A rarely seen portrait of the Duke of Wellington goes on view at the National Portrait Gallery as part of exhibition marking the 200th anniversary of the Battle of Waterloo (18 June 1815) and illustrates his extraordinary life as a soldier and statesman.
Painted by Sir Thomas Lawrence towards the end of the artist’s life, the portrait will be displayed alongside famous paintings of the Iron Duke, including those by Goya and Hoppner, in the first exhibition devoted to Wellington’s life (1769 –1852).
Prior to its loan to the Gallery from a private collection last year, the portrait, which is in excellent condition, had not been shown in public for any significant period of public display since it was painted.
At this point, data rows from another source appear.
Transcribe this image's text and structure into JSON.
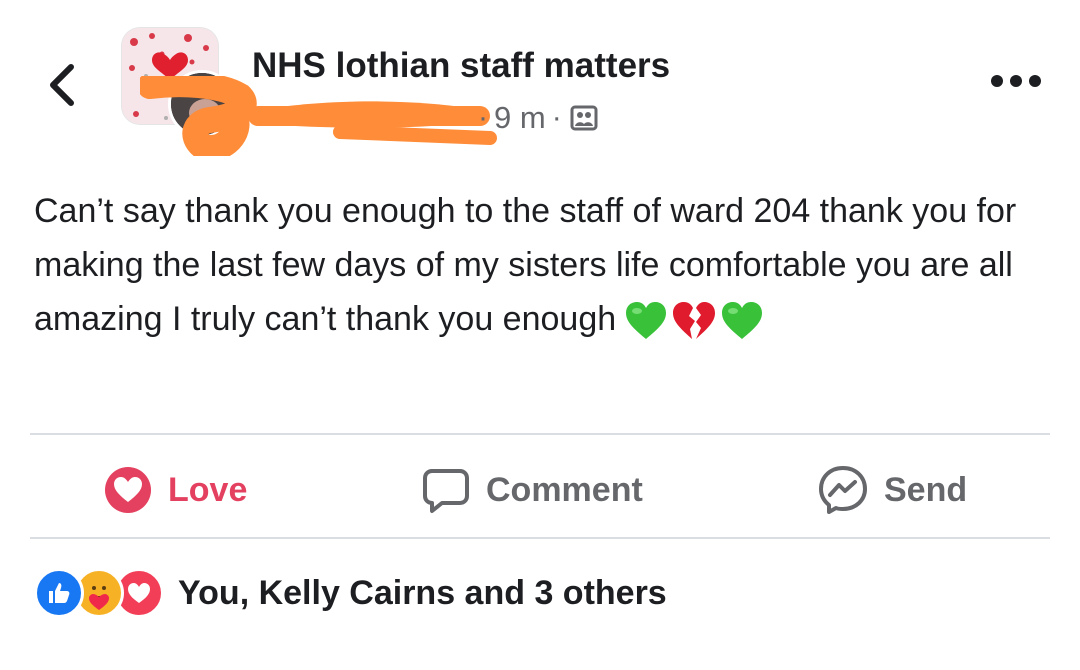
{
  "header": {
    "back_icon": "chevron-left-icon",
    "group_name": "NHS lothian staff matters",
    "time_ago": "9 m",
    "separator": "·",
    "audience_icon": "members-icon",
    "more_icon": "more-horizontal-icon"
  },
  "post": {
    "text": "Can’t say thank you enough to the staff of ward 204 thank you for making the last few days of my sisters life comfortable you are all amazing I truly can’t thank you enough",
    "emojis": [
      "green-heart",
      "broken-heart",
      "green-heart"
    ]
  },
  "actions": {
    "love_label": "Love",
    "comment_label": "Comment",
    "send_label": "Send"
  },
  "reactions": {
    "summary": "You, Kelly Cairns and 3 others",
    "types": [
      "like",
      "care",
      "love"
    ]
  },
  "colors": {
    "love": "#e4405f",
    "like": "#1877f2",
    "redaction": "#ff8c38",
    "secondary_text": "#65676b",
    "green_heart": "#39c13a"
  }
}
The large oil-on-canvas portrait was commissioned a year after Wellington had become Tory Prime Minister by Sarah, Countess of Jersey, a leading political hostess and supporter of the Tories in the 1820s.
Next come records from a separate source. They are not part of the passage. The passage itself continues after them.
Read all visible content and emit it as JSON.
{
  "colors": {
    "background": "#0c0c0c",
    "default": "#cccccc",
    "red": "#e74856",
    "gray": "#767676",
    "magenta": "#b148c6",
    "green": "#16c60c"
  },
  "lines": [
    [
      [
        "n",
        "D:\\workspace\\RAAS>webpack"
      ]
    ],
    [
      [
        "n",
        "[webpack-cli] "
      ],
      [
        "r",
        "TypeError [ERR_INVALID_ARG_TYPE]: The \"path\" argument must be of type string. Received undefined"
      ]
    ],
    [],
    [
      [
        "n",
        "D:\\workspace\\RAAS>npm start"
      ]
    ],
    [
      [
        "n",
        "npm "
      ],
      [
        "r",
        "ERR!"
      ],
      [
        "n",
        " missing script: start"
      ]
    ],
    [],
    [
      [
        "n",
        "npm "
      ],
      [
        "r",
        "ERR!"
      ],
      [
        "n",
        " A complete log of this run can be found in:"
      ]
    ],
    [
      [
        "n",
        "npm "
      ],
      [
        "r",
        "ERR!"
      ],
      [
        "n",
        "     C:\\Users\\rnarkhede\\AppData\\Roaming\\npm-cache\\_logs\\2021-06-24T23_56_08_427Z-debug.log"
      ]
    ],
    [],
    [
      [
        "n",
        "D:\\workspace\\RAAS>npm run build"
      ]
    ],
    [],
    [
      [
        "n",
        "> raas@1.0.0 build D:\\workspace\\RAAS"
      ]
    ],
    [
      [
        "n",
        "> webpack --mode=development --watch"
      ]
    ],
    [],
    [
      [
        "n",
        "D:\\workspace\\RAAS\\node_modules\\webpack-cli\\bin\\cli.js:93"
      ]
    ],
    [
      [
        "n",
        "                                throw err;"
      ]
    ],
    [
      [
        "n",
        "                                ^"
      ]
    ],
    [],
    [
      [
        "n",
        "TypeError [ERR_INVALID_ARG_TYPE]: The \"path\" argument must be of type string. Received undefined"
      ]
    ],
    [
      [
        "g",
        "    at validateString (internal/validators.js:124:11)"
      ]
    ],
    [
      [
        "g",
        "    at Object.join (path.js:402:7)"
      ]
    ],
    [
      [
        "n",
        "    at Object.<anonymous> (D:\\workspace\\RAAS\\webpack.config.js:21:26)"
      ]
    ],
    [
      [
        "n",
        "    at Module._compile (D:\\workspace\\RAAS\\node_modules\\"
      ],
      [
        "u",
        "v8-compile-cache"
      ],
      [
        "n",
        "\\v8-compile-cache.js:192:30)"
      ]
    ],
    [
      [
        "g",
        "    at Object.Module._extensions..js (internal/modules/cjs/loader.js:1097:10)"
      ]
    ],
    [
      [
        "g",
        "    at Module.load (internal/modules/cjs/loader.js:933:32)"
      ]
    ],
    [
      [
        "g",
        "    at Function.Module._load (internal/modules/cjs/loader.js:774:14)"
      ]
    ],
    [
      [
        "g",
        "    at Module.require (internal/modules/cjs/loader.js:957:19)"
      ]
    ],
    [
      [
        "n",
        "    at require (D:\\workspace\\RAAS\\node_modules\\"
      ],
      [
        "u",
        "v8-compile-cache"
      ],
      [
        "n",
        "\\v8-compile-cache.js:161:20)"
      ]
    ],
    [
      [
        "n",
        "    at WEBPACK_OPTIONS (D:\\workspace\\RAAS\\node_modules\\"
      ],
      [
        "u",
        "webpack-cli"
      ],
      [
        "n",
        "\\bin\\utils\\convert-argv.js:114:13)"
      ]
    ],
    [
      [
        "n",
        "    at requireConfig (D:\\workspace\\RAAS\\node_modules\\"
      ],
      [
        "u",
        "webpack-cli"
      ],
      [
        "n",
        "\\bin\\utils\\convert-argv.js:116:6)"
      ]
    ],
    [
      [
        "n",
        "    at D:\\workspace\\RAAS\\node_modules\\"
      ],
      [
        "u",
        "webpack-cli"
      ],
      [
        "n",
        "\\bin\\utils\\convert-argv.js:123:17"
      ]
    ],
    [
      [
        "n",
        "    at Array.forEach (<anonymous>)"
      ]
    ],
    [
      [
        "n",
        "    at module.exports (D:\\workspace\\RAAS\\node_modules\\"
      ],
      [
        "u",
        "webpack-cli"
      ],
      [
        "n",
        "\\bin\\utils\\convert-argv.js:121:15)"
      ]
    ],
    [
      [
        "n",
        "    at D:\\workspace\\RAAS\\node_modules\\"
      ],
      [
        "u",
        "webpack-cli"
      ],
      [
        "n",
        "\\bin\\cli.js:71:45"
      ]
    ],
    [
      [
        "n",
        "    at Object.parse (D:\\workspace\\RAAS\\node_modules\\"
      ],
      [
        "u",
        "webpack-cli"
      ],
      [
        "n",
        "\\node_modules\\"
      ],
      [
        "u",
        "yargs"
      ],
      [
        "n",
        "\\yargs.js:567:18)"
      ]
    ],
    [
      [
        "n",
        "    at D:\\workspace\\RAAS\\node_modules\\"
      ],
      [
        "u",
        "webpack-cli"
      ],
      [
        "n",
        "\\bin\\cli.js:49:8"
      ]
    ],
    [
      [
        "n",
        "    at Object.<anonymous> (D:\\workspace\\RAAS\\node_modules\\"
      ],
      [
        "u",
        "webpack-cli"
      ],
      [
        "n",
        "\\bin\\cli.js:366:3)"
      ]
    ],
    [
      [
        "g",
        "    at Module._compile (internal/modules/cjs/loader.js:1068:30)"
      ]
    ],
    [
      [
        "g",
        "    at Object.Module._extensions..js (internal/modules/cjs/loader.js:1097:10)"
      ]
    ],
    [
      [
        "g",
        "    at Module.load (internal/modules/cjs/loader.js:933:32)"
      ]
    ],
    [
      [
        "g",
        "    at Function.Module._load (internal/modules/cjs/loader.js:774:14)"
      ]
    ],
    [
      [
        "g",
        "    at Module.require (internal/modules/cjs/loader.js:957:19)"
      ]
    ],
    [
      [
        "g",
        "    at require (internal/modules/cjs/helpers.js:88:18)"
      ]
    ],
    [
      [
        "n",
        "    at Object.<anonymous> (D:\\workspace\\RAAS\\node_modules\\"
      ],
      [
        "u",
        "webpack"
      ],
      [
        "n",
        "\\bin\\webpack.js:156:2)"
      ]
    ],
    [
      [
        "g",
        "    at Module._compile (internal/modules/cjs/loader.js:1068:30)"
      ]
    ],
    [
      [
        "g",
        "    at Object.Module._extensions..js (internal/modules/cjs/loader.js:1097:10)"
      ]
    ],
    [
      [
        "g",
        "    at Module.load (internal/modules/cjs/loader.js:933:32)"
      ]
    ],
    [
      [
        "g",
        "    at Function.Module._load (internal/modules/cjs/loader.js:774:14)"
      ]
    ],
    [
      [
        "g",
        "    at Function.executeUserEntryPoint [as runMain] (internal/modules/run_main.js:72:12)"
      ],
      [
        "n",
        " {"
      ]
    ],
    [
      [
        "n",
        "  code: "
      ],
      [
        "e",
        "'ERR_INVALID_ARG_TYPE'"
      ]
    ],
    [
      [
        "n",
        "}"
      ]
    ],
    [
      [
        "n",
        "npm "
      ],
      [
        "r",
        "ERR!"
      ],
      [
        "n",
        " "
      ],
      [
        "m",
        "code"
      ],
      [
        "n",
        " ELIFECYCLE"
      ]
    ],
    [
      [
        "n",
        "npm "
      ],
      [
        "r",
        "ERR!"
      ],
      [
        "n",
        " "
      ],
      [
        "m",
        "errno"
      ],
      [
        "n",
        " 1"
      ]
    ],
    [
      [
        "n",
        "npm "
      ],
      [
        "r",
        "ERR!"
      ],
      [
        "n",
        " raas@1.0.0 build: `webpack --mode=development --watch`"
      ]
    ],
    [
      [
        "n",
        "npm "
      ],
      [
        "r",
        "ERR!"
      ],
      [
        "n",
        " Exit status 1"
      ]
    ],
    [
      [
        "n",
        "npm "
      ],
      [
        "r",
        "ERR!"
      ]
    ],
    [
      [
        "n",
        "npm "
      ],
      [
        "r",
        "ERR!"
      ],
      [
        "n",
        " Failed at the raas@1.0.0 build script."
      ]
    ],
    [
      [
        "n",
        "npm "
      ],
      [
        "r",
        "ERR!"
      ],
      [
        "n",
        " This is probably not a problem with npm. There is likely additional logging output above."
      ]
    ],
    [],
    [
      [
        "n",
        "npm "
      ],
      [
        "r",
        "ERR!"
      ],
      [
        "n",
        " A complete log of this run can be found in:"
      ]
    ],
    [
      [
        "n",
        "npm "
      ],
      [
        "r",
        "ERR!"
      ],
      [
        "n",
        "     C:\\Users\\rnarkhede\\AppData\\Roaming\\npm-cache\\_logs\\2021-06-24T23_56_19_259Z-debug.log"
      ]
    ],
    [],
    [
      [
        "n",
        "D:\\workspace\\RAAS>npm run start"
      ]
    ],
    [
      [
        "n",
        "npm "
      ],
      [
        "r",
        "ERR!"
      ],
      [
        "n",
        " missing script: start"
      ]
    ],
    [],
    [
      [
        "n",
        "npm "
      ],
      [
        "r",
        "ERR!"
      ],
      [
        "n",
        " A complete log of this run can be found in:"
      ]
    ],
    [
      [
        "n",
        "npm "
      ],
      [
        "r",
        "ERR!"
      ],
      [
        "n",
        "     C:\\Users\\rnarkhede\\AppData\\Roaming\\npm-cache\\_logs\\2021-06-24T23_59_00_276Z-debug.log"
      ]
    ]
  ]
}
At Lawrence’s death in 1830 the portrait remained unfinished. But unlike many other clients, Lady Jersey refused to have it finished by a studio assistant. On hearing that the Duke of Wellington had fallen from power in 1830, Lady Jersey burst into tears in public.
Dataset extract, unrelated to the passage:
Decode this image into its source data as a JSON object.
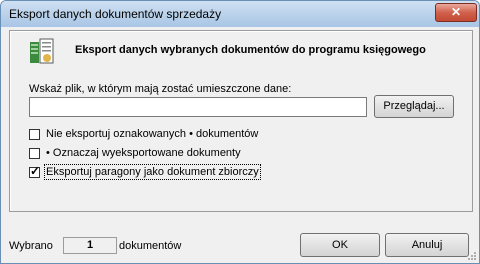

The Duke of Wellington exhibition at the National Portrait Gallery is on from 12th March – 7th June 2015.
Arthur Wellesley, 1st Duke of Wellington by Sir Thomas Lawrence, oil on canvas, 1829. Photo: ©Timothy Clode Collection.